Widower donates educational material
When Ashbel Elementary School pre-K and kindergarten teacher Lynn Kluppel died suddenly at age 45 in 2003, she left a lasting memory for her students, co-workers and family.
Now, thanks to her husband, her life’s work will be preserved for Goose Creek students for years to come.
Dr. Stephen Kluppel, a Baytown pediatrician, recently donated a wealth of educational materials his wife had amassed over years, first while working with the private KinderCare organization and later with her 14 years of service at Ashbel Smith.
The Goose Creek board of trustees voted unanimously Monday to accept the collection, which Kluppel estimates is worth $250,000.
At his railroad depot-themed office in Baytown, Kluppel said his wife originally went to Texas A&M to study engineering. But after spending some time in the field, she took a job in a day care center, and found her life’s calling.
After completing an education degree at the University of St. Thomas, she began working for the KinderCare organization, ultimately becoming its regional director for the southwestern United States.
Kluppel said it was while with KinderCare that she began using her own money to buy materials for her classrooms. As he describes it, teachers in the company were often assigned to classrooms with little actual learning materials to work with, forcing them to buy their own.
The couple had known each other while growing up in the Spring Branch area, and married while he was in residency. After he began his practice in Baytown, she was able to spend almost her entire salary on educational materials.
Lynn decided she would rather be in the classroom than be an administrator, so she took her first job in public education in the Aldine school district. She later worked in Pasadena, but Kluppel said his wife “hated the tunnel,” and switched to the Channelview district.

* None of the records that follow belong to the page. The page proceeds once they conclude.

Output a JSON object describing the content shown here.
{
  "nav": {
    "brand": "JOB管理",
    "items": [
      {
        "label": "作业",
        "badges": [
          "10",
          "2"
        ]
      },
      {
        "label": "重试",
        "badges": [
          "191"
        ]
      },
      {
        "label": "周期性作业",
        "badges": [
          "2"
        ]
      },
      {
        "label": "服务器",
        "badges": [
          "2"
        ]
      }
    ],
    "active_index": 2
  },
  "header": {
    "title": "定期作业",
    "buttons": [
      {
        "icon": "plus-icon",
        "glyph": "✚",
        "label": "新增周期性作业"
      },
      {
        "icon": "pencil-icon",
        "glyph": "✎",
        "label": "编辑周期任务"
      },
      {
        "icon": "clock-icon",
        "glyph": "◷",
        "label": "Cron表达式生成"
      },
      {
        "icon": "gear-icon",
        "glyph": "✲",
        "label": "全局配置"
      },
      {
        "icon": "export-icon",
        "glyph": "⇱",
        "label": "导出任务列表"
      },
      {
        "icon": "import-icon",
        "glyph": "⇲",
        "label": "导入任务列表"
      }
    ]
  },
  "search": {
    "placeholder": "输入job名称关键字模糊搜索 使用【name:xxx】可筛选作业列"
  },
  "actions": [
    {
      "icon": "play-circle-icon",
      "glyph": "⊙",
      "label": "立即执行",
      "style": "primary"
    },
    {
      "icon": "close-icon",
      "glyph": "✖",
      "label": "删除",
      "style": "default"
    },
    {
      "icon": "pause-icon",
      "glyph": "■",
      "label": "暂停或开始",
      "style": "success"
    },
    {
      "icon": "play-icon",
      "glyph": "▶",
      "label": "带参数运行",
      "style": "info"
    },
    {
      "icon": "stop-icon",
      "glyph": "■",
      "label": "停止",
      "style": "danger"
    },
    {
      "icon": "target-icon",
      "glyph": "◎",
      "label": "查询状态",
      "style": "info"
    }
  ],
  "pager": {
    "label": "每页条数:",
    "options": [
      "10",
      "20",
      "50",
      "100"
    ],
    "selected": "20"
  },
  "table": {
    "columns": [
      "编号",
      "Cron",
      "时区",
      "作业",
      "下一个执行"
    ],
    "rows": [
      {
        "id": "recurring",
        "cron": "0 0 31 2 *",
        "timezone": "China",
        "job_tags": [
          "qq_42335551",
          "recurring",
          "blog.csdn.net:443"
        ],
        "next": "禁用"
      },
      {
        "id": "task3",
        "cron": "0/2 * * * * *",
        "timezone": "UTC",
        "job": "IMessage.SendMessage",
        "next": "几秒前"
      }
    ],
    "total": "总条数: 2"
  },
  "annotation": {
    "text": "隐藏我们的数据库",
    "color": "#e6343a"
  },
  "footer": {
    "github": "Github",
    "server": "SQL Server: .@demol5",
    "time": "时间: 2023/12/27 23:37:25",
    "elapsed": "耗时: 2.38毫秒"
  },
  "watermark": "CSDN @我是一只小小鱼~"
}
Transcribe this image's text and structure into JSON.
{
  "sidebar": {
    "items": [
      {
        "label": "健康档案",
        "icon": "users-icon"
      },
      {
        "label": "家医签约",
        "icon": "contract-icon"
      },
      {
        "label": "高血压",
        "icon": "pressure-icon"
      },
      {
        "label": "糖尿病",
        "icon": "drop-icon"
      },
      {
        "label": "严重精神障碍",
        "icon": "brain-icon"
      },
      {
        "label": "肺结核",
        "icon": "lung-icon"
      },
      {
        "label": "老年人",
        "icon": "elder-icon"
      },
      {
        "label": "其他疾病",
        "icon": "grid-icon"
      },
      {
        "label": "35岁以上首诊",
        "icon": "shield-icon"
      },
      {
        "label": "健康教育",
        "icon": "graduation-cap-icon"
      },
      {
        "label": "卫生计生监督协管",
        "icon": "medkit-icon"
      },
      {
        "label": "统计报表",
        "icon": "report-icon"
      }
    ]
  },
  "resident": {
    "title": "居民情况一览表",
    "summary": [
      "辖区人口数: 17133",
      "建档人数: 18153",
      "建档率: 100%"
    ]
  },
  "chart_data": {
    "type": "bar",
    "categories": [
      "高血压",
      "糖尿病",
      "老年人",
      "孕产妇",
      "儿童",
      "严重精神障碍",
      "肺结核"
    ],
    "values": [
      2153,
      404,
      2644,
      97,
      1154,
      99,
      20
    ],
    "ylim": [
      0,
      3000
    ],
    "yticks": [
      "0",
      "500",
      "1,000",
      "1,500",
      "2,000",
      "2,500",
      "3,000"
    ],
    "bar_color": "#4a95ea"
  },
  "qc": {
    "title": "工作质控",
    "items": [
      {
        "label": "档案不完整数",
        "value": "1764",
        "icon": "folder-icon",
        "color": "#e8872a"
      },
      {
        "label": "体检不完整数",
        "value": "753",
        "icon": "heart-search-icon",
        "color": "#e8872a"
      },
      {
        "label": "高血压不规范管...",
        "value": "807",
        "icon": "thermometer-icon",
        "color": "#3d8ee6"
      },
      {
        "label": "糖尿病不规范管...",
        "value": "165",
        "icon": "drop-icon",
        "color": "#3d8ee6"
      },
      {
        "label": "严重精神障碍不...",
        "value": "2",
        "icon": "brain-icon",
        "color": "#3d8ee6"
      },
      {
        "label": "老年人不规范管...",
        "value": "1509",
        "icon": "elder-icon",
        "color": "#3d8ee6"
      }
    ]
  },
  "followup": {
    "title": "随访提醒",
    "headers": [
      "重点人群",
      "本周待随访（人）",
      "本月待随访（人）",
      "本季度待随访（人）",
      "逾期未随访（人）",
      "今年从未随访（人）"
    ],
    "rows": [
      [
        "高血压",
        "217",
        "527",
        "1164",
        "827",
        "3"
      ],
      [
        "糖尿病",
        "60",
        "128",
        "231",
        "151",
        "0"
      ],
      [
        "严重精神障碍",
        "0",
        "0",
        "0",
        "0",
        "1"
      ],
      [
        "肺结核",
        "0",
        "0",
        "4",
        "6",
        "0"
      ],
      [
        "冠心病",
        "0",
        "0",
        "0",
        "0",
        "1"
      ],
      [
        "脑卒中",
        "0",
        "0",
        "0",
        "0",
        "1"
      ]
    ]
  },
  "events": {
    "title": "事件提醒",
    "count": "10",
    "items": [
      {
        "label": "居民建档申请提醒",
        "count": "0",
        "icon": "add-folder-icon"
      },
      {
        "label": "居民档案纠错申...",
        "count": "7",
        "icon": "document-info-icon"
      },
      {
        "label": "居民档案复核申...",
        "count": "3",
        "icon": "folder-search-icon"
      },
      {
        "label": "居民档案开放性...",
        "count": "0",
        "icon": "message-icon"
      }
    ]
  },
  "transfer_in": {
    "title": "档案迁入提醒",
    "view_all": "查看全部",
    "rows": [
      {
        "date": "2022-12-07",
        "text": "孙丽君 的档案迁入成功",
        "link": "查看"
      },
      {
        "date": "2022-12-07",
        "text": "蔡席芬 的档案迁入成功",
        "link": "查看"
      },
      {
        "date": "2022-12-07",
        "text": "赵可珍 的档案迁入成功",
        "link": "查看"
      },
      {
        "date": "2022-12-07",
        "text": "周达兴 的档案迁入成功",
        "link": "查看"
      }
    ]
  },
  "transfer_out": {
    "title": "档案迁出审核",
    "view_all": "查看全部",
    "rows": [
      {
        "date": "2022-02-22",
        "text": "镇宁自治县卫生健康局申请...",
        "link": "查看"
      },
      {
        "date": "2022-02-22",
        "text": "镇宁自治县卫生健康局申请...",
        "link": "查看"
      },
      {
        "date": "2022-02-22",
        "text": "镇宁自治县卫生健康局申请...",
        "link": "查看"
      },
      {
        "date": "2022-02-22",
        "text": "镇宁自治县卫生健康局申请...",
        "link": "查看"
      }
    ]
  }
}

Finally, an opening in the Goose Creek district, for a third grade teacher at Ashbel Smith. While she preferred working at the pre-K and kindergarten level, she took the job. A couple of years later, she moved to teaching pre-K and kindergarten.
Lynn Kluppel didn’t give up buying her own materials and packaging them into teaching “units” – based around themes like the oceans — that she could use for a few weeks and then easily store. The units include multiple copies of the same books, as well as “manipulatives,” items that small children can handle to help them learn new concepts.
The collection grew so large that it took up a large portion of their family’s home.
Dr. Kluppel said his wife, who had long suffered from asthma, was so passionate about education that she often didn’t look after herself. That, in part, contributed to the respiratory illness that took her life.
“She just never stopped,” he said.
Soon after her death, Kluppel decided that the best thing to do with her vast collection was to donate it to the Goose Creek school district.
The donation started small, with the furnishings materials that remained in her classroom at Ashbel Smith.
Later, a Goose Creek teacher helped organize just one of Lynn’s units, the one based on oceans. The process took weeks, said Karen Coffey, the district’s director of intervention programs.
It seemed that organizing the entire collection might be prohibitively time-consuming, but a solution recently presented itself.
The district is going to take possession of the entire collection, which takes up a large part of Kluppel’s home as well as some storage space he leases from the North Alexander Drive campus of San Jacinto Methodist Hospital. From there, it will be shipped in manageable units to Lee College.
Susan Precht, an instructor in the college’s teacher education program, plans to use students in two student groups she advises, as well as work-study students, to catalogue and inventory the materials. An electronic database will be created, including digital images of each item, that the school district can then use in its own data management system.
Precht’s students will then divide the materials into their own units, based on what is “developmentally appropriate” to the age range. That will help them in acquiring skills they’ll need when they begin teaching, she said.
“It gives them hands-on experience in designing teaching units,” she said.
Precht said the process of cataloguing and inventorying all of the materials could take three years.
“I’m really exited about it. I walked out of (Monday’s) meeting and I told Dr. Kluppel, ‘You realize I’ve reached the level of being officially overworked,’” she said.